There are a number of challenges to building a network. CDS works with providers and communities to address these challenges.
Street works access
Access to local roads is needed to build fibre networks which requires CDS and its contracted broadband providers to work with local authority highways co-ordination teams to plan road closures and other traffic management. Every effort is made to limit disruption to local communities and businesses.
CDS helps secure complex agreements with landowners – called wayleaves – to use their land to host digital infrastructure. Sometimes access is refused which means planned fibre routes have to be reviewed which can cause delays to construction.
Parts of the network are built overground with fibre running along poles. Sometimes there can be opposition to the location of poles. CDS works with providers and communities to resolve disputes around the positioning of poles.
Engineering challenges to building the network include buidling across bridges and trainlines as well as working around trees and hedges to help conserve natural habitat.
Spotlight on the challenges facing Airband’s build
This statement sets out some of the challenges in delivering CDS contracts across Devon and Somerset and some of the solutions and mitigations. While specific to Airband in this case, the challenges and solutions can be seen as common to all fibre providers attempting to deliver to hard-to-reach rural premises.
As a comparatively new industry, the fibre sector faces inevitable challenges as it evolves in a period of rapid growth across the UK. Along with most other alt-nets, Airband is responding to these challenges and constantly adapting.
Challenges and solutions
Foremost among these challenges is that of industry capacity, especially in the key areas of civil engineering, fibre engineering and fibre design.

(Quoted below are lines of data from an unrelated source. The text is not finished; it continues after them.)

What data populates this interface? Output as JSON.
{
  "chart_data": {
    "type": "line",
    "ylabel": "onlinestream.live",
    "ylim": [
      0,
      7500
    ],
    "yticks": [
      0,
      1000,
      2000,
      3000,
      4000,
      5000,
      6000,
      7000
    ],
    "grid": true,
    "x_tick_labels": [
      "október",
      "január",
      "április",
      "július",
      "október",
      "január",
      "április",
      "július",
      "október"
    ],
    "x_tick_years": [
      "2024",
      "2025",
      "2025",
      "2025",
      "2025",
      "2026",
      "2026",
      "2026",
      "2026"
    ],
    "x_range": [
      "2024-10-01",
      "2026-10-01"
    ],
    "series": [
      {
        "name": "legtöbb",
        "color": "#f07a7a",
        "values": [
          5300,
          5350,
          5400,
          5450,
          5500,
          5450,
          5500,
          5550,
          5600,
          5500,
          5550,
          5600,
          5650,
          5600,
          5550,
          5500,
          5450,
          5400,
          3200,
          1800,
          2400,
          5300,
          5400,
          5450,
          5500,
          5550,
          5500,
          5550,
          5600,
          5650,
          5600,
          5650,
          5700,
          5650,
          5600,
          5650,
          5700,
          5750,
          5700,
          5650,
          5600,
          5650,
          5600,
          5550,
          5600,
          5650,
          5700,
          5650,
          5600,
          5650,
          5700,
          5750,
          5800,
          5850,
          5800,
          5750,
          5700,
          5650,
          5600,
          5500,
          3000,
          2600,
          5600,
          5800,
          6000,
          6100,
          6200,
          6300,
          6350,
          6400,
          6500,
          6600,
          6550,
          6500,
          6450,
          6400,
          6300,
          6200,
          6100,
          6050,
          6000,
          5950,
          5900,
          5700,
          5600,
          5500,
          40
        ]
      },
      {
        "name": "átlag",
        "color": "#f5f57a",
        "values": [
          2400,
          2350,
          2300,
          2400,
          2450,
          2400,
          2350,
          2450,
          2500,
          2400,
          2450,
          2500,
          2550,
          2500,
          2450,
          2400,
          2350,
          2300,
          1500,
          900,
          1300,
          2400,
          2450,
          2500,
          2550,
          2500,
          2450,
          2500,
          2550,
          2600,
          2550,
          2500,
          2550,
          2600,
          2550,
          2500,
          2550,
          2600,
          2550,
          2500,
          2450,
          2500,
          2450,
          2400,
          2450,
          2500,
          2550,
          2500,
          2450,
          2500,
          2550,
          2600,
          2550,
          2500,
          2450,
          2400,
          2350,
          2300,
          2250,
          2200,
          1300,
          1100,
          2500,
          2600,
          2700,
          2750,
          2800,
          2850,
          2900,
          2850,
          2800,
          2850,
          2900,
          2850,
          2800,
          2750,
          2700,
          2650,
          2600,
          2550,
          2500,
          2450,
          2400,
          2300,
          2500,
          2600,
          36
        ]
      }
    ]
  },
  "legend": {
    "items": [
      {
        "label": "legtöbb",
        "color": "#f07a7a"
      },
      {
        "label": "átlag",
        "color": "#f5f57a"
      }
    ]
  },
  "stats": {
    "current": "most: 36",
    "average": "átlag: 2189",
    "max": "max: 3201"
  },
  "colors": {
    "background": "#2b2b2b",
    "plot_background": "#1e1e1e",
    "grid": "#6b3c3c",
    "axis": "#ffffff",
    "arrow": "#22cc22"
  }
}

While initially dependent on recruitment on the open market, Airband has invested in and now launched, an Academy structure to grow its internal capacity and reduce reliance on the volatility of the market. Initially operating out of Airband’s Worcester base, the company is finalising plans to open a southwest Academy later this year, based in Exeter.
Of equal importance as recruitment is the retention of staff. Airband has continued to successfully grow its team across critical roles, retaining and expanding a cohort of staff with significant experience from other parts of the industry. Overall, since winning the CDS contracts, Airband has seen net staff growth across the company while retaining a high proportion of existing staff in a competitive labour-market.
Significant progress has also been made in the establishment of mature supply-chain relationships with sub-contractors. Airband has reduced the number of smaller sub-contractors and instead now works with larger experienced contractors, allowing them to provide these with consistent fluid work over the short-to-medium-term. This approach also has a positive impact on access to purchase of critical equipment and materials (such as connector blocks, cabinet fixings and backhaul routers) which is an area where there have been some shortages in recent years, leading to smaller suppliers losing out to larger operators.
Delivering fibre to rural and hard-to-reach communities, presents its own particular set of challenges. CDS contracts, targeted exclusively at premises with the lowest speeds, are almost exclusively comprised of rural build and these challenges have a disproportionate significance for contract holders, as compared to commercial alt-nets operating in the region.
The proliferation of fibre builds across the region has increasingly resulted in more than one fibre provider needing to work on (and close) roads in any given rural parish. While invariably building fibre to different parts of the parish, providers are often denied access to the roads they need to work on because these are simultaneously providing the diversion route for another provider’s road closures. Airband and partners in the region’s highways teams are collaborating to develop increasingly agile solutions to this congestion, involving co-location of works, night-working and advanced planning. These road closure/traffic management permits are therefore dependant on working around other sectors/utility companies who also need to access the highway networks in the region and the delays this can result in.
While much of the national fibre deployment strategy is predicated on significant use of PIA (Passive Infrastructure Access) there is still a need for providers to erect some poles where none currently exist (or are at capacity). Experience over the last year shows that community sentiment to new poles can be hard to predict, with ducted urban-fringe residential areas being particularly sensitive. Airband has acknowledged that its initial approach to notifying communities was lacking and has significantly improved its consultation through engagement with parish councils, running webinars and the establishment of a dedicated route for queries about new poles.
Where build moves from the highway onto private land, the ability to secure landowner approvals is critical to rural builds. Airband has continued to revise the phraseology of wayleave agreements and improve its engagement, especially to explain the consequences of a single landowner’s refusal to the wider community.
Resolving the above issues are all vital even before a provider can begin to physically build, at which point they need to address the usual expected and planned-for challenges of tree cutting, bad weather in the winter, critical tourist routes in the summer and ongoing recurrences of COVID.